Portals for applications to access the National Grid are being developed using the GridSphere toolkit. Generic portlets have been developed for common procedures such as authentication, file transfer and job submission. Plans are being developed to provide a rendering engine for visualization and supporting simultaneous viewing across multiple sites.
Australian researchers have access to a number of Access Grid nodes and considerable effort has been contributed by the APAC partners and other groups to improve the robustness, management, usability and accessibility of these facilities. This effort is being extended in the APAC Grid program to enable these nodes to be used as instrument control rooms, distributed visualisation facilities and collaborative work environments.
Plans are being developed for the APAC partners to be connected by a high-speed private network. Currently most the partners are connected by the GrangeNet experimental network 4. This will be replaced by a network configured on the new national backbone network being installed by AARNet5.
APAC is participating in discussions with other ‘production grid’ organisations on the development of inter-operable grids. This will enable Australian researchers to collaborate using computing and information facilities around the world. Examples of collaboration are in accessing astronomical data sets, very long baseline interferometry, Belle and Atlas experiments, lattice data grids, and climate change modelling.

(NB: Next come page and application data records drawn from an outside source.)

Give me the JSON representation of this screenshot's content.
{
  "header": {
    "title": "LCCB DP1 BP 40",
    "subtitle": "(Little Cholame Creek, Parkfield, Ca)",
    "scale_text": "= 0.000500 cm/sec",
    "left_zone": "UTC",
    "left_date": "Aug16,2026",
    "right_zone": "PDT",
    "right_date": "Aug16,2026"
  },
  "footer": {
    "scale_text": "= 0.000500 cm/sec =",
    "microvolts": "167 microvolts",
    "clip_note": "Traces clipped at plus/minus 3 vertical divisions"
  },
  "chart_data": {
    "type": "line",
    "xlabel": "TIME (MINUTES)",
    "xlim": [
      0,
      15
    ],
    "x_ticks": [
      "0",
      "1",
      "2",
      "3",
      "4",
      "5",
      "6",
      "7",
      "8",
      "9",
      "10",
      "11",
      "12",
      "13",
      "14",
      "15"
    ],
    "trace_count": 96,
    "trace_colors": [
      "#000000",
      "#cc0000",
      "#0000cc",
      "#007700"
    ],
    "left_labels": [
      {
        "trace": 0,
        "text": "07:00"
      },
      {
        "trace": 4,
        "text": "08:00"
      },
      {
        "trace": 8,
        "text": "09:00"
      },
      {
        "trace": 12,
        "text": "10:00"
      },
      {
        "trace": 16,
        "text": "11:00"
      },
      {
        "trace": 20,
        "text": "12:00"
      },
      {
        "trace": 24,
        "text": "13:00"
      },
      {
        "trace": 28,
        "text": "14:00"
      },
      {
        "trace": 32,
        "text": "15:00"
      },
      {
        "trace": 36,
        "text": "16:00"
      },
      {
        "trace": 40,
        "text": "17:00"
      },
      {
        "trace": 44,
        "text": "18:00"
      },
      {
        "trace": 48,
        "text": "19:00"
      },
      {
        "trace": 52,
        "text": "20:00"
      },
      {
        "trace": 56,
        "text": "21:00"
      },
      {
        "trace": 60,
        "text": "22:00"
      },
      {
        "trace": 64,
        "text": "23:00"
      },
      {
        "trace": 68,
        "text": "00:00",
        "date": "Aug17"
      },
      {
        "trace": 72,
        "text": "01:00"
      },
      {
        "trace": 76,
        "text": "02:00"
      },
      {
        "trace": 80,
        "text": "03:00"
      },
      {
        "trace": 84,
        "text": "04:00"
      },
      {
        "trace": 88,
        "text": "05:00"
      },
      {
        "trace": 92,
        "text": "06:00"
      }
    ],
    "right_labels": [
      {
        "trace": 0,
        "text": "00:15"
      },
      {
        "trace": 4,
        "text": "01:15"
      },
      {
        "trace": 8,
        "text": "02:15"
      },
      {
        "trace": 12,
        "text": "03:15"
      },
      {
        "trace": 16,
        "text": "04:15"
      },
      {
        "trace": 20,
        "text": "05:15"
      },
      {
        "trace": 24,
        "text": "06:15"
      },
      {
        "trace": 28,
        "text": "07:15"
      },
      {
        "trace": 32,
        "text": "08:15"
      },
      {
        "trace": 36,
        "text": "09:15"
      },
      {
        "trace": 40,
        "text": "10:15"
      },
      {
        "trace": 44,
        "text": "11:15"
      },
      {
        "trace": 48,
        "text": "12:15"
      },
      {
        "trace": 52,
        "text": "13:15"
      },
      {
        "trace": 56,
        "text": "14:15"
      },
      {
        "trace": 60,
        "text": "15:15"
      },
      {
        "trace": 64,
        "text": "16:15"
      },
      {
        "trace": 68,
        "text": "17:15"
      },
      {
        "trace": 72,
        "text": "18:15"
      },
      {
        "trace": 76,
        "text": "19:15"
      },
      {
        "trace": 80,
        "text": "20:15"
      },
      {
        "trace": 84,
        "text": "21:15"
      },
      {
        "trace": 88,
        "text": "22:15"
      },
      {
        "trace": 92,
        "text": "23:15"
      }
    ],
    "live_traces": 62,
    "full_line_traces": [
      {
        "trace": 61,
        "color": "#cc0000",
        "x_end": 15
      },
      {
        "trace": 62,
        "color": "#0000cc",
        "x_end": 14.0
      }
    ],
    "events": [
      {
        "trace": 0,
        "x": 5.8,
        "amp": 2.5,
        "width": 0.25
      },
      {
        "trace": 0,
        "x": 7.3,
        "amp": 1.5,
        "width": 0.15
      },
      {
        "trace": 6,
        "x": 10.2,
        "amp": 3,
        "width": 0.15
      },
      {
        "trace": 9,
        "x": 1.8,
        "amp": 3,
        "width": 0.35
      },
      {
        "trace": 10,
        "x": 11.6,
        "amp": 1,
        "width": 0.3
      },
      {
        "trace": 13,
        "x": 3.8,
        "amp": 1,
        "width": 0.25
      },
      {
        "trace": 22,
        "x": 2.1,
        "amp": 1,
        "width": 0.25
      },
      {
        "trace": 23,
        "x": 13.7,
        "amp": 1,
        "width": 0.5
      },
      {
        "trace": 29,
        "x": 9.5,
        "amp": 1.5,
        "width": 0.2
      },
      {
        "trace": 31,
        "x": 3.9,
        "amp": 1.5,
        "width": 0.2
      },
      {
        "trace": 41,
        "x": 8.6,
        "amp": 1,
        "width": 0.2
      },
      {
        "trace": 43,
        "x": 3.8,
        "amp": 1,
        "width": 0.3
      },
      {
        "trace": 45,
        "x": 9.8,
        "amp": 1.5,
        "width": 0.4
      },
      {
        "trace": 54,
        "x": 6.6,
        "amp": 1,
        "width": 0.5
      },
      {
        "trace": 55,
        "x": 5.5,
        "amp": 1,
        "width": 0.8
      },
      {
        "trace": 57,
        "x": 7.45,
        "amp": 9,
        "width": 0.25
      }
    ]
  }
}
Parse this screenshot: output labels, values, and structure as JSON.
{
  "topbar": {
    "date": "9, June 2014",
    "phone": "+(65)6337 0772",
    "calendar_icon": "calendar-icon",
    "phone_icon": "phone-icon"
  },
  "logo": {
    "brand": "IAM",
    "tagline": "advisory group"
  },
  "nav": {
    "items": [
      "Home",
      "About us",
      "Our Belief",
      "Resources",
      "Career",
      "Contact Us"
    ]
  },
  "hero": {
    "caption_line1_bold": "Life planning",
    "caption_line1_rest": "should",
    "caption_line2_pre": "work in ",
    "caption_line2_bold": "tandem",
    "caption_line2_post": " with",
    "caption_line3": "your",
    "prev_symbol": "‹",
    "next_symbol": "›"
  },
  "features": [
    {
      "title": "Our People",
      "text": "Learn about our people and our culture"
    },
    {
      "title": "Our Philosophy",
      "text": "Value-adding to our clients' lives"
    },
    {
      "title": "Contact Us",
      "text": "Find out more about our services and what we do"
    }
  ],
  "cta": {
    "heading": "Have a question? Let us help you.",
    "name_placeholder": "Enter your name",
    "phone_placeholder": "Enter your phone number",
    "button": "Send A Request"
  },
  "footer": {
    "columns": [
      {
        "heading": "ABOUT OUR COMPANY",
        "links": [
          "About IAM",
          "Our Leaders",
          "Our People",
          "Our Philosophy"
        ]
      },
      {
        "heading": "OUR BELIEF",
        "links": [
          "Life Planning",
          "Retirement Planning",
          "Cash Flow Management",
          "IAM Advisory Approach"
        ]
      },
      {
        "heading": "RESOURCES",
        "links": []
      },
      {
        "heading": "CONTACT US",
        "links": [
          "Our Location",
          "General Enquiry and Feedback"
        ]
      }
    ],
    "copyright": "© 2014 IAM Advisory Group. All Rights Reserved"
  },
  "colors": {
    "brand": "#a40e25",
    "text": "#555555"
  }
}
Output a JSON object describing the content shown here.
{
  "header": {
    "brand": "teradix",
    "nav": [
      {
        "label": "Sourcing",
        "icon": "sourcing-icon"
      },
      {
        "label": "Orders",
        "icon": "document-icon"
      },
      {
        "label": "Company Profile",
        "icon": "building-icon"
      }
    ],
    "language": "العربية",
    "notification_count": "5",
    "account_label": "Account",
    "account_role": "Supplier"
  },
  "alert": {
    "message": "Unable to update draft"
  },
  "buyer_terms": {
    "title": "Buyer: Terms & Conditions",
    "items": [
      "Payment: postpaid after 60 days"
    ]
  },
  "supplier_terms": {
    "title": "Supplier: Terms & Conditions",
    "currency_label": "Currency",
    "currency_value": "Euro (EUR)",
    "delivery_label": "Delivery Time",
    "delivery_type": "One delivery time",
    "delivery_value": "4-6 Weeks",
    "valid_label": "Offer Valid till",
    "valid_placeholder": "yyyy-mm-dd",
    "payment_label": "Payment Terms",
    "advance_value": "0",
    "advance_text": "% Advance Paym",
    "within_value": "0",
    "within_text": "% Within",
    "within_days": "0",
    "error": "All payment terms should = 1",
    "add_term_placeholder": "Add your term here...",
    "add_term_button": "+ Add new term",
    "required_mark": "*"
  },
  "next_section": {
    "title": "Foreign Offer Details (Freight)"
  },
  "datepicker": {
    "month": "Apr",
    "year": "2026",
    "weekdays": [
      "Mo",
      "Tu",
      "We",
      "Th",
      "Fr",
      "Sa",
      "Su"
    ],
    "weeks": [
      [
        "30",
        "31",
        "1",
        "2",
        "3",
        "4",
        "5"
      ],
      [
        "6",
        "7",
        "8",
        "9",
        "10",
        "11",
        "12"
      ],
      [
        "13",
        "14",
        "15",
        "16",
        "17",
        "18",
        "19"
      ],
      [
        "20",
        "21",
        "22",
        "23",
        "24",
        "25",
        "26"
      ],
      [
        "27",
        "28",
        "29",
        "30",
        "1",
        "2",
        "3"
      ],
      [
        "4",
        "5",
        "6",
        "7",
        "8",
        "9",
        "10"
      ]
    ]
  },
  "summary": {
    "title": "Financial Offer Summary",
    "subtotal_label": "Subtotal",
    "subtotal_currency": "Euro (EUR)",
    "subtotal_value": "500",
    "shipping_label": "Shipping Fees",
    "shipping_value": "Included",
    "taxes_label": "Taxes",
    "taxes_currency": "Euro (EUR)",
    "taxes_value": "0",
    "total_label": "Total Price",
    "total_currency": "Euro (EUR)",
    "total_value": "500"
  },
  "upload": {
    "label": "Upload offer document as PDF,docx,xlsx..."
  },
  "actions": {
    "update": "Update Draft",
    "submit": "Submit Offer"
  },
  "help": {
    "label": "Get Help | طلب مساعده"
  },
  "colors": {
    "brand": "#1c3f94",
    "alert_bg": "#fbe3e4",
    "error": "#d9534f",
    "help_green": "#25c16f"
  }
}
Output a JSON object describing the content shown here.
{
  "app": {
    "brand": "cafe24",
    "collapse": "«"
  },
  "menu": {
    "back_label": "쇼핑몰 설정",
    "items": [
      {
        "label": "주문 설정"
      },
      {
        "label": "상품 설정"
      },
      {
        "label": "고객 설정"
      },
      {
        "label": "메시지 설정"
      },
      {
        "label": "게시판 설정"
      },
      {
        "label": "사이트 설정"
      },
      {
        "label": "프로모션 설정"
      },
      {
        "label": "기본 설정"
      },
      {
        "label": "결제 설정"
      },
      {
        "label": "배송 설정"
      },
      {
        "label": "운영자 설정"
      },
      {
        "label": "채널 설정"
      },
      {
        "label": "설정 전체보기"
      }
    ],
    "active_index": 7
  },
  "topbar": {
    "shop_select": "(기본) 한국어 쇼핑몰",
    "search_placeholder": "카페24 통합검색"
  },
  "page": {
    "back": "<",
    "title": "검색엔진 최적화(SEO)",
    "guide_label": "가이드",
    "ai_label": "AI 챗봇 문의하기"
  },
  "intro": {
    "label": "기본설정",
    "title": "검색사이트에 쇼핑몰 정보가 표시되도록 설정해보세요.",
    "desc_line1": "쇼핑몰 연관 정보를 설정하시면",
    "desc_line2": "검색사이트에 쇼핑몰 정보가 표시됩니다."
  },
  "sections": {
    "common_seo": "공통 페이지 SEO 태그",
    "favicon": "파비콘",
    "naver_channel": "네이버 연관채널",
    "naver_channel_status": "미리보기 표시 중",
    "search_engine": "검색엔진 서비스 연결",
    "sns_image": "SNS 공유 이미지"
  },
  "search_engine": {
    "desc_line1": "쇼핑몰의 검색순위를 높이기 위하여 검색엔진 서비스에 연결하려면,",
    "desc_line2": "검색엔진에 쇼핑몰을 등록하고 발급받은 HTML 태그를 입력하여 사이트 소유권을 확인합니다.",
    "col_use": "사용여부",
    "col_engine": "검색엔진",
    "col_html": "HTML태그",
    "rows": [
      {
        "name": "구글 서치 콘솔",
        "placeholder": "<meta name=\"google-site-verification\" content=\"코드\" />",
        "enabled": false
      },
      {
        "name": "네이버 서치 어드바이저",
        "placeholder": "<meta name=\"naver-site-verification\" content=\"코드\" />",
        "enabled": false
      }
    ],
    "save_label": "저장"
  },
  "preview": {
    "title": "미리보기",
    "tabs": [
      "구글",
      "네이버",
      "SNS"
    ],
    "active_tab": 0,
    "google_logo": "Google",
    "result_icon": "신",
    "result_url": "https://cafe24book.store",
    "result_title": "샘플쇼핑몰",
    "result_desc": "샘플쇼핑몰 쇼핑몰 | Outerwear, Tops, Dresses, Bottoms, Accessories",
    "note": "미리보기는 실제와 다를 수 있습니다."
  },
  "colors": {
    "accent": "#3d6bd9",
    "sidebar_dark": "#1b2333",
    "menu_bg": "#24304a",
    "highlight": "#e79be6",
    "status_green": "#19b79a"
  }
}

Such international collaboration is being underpinned by an advanced communications infrastructure involving a trans-Pacific gigabit research link provided by AARNet.
APAC is also participating in a number of international programs to promote the development and use of grid infrastructure. APAC is a Founding Institutional Member of PRAGMA which fosters cooperation on grid infrastructure and applications by Pacific Rim organisations. APAC is also a Silver Sponsor of the Global Grid Forum.
Australian Centre for Advanced Computing and Communications (ac3): http://www.ac3.com.au
Commonwealth Scientific and Industrial Research Organisation (CSIRO): http://www.hpsc.csiro.au
The Hub of Advanced Computing in Western Australia (iVEC): http://www.ivec.org
Queensland Parallel Supercomputing Foundation (QPSF): http://www.qpsf.edu.au
South Australian Partnership for Advanced Computing (SAPAC): http://www.sapac.edu.au
The Australian National University (ANU): http://www.anusf.anu.edu.au
University of Tasmania acting as host for the Tasmanian Partnership for Advanced Computing (TPAC): http://www.antcrc.utas.edu.au/tpac
Victorian Partnership for Advanced Computing (VPAC): http://www.vpac.org